If you're dealing with a chronic or terminal medical condition, the advent of legalized medical marijuana (or cannabis) in many U.S. states may come as a major relief. For many, cannabis provides a respite from symptoms like migraines, nausea, and even seizures without the side effects common among certain pharmaceuticals. However, because marijuana is still classified as a Schedule I drug under federal drug enforcement laws, accessing it at the state level can come with some legal hoops that you have jump through. Read on to learn more about becoming a medical cannabis patient.
Each state that permits the use of medical cannabis sets out its own patient eligibility criteria. In most cases, patients must be diagnosed with one or more chronic conditions to be eligible. These conditions include terminal cancer, HIV, AIDS, and certain seizure disorders. Once you've been diagnosed with one of these qualifying conditions, you'll need to submit documentation of this diagnosis and any required application forms to your state's department of health or other entity that regulates the distribution and use of medical cannabis.
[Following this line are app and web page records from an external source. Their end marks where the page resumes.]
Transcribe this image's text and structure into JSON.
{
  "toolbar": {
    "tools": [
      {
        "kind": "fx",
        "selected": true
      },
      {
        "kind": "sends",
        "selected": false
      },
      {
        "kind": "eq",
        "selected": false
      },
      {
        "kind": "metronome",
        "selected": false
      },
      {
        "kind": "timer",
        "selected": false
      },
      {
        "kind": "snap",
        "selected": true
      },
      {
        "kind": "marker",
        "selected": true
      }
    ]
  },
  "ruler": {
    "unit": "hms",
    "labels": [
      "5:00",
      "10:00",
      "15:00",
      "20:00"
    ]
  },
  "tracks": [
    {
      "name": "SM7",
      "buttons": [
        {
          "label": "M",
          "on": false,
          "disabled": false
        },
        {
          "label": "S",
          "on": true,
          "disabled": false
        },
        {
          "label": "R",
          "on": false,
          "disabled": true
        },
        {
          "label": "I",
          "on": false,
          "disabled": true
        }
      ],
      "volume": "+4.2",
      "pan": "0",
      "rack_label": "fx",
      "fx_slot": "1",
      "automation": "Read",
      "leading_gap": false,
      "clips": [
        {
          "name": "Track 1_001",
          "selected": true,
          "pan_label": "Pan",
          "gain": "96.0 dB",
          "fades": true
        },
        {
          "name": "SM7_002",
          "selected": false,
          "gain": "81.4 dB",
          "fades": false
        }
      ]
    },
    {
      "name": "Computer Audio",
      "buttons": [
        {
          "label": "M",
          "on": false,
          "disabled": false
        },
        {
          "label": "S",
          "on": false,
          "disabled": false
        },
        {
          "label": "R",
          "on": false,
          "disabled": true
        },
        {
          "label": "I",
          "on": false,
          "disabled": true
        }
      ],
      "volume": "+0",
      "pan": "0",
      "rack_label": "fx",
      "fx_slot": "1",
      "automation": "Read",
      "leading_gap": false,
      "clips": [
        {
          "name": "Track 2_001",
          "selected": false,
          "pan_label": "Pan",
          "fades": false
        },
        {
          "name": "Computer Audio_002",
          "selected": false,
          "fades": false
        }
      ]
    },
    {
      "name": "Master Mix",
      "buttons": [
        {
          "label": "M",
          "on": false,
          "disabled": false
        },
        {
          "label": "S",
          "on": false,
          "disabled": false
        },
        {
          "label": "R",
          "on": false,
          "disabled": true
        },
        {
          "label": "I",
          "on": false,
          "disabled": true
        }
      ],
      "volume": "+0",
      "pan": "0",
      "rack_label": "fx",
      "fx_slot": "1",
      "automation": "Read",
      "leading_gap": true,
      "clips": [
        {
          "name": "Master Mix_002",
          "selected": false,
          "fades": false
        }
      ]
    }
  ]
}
If it's been years or decades since your initial diagnosis of a qualifying ailment, you may need to visit a board-certified physician to receive updated documentation of this diagnosis. Regulations on the timeframe of diagnoses ensure that only individuals who have a current need for medical cannabis are able to access it.
Once you've received your diagnosis, submitted it to your state's board of health, and created an account online, you're ready to pursue the actual product. But, even in states where medical cannabis is legal, this doesn't always mean that you're allowed to cultivate your own crop. Often, you'll be required to purchase medical cannabis products only in liquid, pill, or vapor form; after all, smoking any substance isn't likely to provide health benefits.
Most states have a centralized medical cannabis patient center, where you'll go to meet with a pharmacist who can review your medical records and determine the best dosage and form for your specific needs. You may need to experiment with varying doses or forms before you find the right combination that provides symptom relief. Like other prescriptions for controlled substances, you'll generally be limited as to how much medical cannabis you can access on a monthly or annual basis. If you find that the amount you've been prescribed isn't enough for symptom relief, you can bring these concerns up to the cannabis patient center's pharmacist.